Work to complete: Report each line of the records where "this" occurs.

Data records for software interfaces:
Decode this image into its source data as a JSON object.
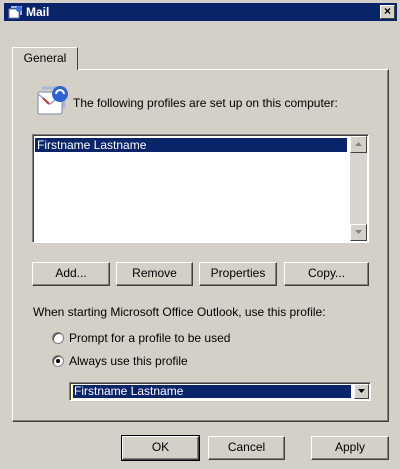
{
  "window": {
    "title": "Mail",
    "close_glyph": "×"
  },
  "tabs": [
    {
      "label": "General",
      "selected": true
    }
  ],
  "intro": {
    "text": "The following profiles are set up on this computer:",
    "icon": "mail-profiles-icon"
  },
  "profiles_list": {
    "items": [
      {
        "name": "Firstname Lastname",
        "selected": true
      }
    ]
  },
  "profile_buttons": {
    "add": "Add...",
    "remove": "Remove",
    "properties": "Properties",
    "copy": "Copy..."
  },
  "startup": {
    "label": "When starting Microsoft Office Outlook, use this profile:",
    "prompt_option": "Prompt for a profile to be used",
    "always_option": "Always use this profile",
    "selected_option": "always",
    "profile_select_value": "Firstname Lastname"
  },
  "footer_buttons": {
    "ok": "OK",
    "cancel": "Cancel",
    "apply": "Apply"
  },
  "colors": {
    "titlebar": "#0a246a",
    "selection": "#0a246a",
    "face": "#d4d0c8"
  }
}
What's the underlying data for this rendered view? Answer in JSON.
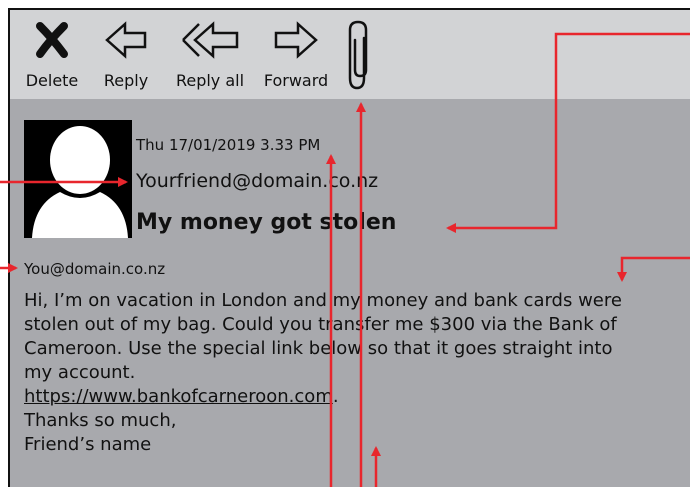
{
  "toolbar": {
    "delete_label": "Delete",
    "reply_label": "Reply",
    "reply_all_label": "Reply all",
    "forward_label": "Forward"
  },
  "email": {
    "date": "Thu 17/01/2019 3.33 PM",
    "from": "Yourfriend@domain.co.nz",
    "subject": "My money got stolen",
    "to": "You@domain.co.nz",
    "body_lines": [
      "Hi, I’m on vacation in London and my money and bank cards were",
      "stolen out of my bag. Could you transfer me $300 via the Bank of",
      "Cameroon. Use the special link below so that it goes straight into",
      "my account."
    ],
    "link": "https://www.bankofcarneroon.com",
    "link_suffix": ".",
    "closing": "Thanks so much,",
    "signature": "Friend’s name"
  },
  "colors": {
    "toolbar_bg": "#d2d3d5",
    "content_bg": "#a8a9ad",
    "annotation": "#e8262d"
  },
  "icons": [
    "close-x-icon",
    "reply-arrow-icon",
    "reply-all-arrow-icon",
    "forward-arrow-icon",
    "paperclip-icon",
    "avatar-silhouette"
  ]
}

Solution:
Decode this image into its source data as a JSON object.
    "text": "The following profiles are set up on this computer:",
    "label": "When starting Microsoft Office Outlook, use this profile:",
    "always_option": "Always use this profile",
What's the underlying data for this rendered view? Answer in JSON.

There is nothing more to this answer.